With only a month to go before Euro 2008 kicks off in Basel, crowd violence at matches in Basel and Bern has raised several awkward questions.
Organisers say they are confident the tournament, which is being co-hosted by Switzerland and Austria, will be a safe success but the media are not so sure.
After Basel scored their second goal on Friday against FC Zurich – Basel eventually won the match 4-0 – a section of Zurich fans in the first tier lit flares and fireworks, which had been smuggled in, and threw them onto Basel fans below.
Problems continued after the game and a total of 45 people were injured, mostly lightly, although three people were taken to hospital. Twelve people were arrested.
There was also a punch-up the same evening involving around 100 people after the match between Young Boys of Bern and Neuchâtel Xamax, which the Bernese lost 3-1. Police dispersed the crowd with tear gas and plastic bullets, with one officer taken to hospital.
Despite this, Benedikt Weibel, the government's Euro 2008 representative, told the Sonntag newspaper that he remained "convinced" that everything concerning security was under control and that such scenes would not happen during the tournament.
Martin Jäggi, head of security for Euro 2008, also said he was confident and that the tournament's security plan would not be changed. He noted that the greater number of women and children at national matches, as opposed to club matches, meant violence was less likely to break out.
Not everyone was so sure. "Are hooligans going to ruin Euro 2008?" was the headline in Blick, Switzerland's biggest-selling tabloid, on Monday.
The Sonntag newspaper had detected "uneasy pre-Euro feelings – one month before the greatest sporting event that our country's ever seen".
The paper also wondered how it had been possible to smuggle potentially lethal fireworks into Basel's stadium, which is where Switzerland will play all three of its group matches next month. It said that almost every European country other than Italy had managed to solve the problem of flares.
For the Berner Zeitung "the time has come to step in", saying such images were damaging Switzerland's reputation and proved that the hooliganism problem was not under control.

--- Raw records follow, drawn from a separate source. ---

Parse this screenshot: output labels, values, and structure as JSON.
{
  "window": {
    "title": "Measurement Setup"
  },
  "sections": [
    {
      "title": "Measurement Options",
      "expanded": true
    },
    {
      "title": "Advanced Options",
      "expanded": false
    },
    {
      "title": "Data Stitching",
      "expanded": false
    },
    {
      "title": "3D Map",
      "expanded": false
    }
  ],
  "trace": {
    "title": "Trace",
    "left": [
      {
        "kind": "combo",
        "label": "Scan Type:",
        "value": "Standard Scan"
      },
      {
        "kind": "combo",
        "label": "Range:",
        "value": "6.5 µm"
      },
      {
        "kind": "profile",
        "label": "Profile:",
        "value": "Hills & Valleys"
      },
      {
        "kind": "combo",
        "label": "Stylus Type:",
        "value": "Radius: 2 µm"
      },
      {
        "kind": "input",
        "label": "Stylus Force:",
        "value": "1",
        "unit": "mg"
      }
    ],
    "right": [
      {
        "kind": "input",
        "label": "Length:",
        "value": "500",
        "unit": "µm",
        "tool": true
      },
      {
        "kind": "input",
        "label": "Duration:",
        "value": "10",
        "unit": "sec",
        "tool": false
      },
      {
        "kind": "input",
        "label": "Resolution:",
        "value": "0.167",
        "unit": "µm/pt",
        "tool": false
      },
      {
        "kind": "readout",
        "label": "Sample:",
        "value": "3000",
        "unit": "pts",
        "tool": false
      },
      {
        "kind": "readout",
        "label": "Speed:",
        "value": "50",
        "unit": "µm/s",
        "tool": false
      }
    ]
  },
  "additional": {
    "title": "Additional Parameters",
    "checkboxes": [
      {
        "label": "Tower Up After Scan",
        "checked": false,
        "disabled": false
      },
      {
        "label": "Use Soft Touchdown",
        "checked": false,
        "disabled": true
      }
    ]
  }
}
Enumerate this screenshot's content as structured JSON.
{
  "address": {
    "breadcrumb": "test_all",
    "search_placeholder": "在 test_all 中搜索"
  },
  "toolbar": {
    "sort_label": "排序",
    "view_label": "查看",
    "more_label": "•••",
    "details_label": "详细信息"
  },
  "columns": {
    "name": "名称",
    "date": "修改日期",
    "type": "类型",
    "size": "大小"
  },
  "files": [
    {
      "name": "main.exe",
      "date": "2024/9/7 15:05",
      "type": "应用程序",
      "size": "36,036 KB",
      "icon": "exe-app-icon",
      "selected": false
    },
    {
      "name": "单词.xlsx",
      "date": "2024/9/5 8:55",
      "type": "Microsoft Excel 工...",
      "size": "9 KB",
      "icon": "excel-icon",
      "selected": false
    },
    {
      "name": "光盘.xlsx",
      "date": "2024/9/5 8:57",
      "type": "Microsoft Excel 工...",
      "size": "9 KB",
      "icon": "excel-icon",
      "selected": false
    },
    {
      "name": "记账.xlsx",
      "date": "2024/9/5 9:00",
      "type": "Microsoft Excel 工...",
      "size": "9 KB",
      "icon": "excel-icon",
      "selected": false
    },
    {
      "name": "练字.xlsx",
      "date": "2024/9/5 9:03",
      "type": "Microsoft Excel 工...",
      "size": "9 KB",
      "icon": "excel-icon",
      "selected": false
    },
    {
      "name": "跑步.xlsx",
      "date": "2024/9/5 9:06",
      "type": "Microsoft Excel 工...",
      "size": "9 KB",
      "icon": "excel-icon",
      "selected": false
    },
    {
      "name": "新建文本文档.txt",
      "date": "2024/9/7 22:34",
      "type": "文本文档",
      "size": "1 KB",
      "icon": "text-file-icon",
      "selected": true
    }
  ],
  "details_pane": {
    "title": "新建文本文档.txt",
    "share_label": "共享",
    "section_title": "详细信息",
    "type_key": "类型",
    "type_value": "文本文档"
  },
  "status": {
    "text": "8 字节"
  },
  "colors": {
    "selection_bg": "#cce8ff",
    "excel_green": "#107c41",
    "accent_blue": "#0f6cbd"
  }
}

The paper reckoned it was "completely absurd" that police could not intervene in the Basel stadium, a private area, despite lives being clearly in danger.
The Zurich-based Tages-Anzeiger took a less dramatic tone, saying fears that such scenes could occur during Euro 2008 were unfounded.
"Extremist groups are linked primarily to club teams and not the national team," it said, adding that Euro 2008 was a commercial event and therefore not of great interest to hooligans.
The Tages-Anzeiger admitted that violence outside the stadiums could not be ruled out – but that, it said, was always the case when people and alcohol are mixed. That however had nothing to do with football, it concluded.
The Basler Zeitung also believed the problem was limited to club football, telling all those who were concerned about violence at Euro 2008 to calm down: "During the tournament the stadium will be a high security zone."
But it too warned that because flare-throwers could not get inside the stadium they would be outside – "probably in the fan zones".
In the NZZ am Sonntag Christian Kern, head of the company that runs St Jacob's Park stadium, called for "rapid reaction judges", which he said had proved successful in Britain.
"You pick out the culprits and punish them immediately," he said.
Kern believed that while most Swiss football hooligans were given mild fines, "if you endanger human life, you should be locked up".
Blick also highlighted another issue which it said could prove problematic. German police, who have experience in close combat, are going to be used "when things get heavy" whereas their Swiss colleagues will just fire a few tear gas grenades from a distance, according to Blick.
But the Germans, it said, were not sure they wanted to be used just as "bully boys in a German uniform".
swissinfo with agencies
Switzerland's three-pronged security strategy mirrors the successful plan implemented in Germany during the 2006 World Cup. Organisers have said the tournament should be a "feast, not a fortress".
The aim of the strategy is to develop cordial relations between police and fans while acting decisively should trouble break out.
In addition to police, private security firms will be present at stadiums and in fan zones.
Between 500 and 1,000 police officers from France and Germany will be drafted in during match days and to provide extra liaison with fans.
In the case of an emergency, about 15,000 army troops have been made available to the host cities, an offer that Geneva has declined. Should they be needed, soldiers would guard infrastructure rather than confront rowdy fans.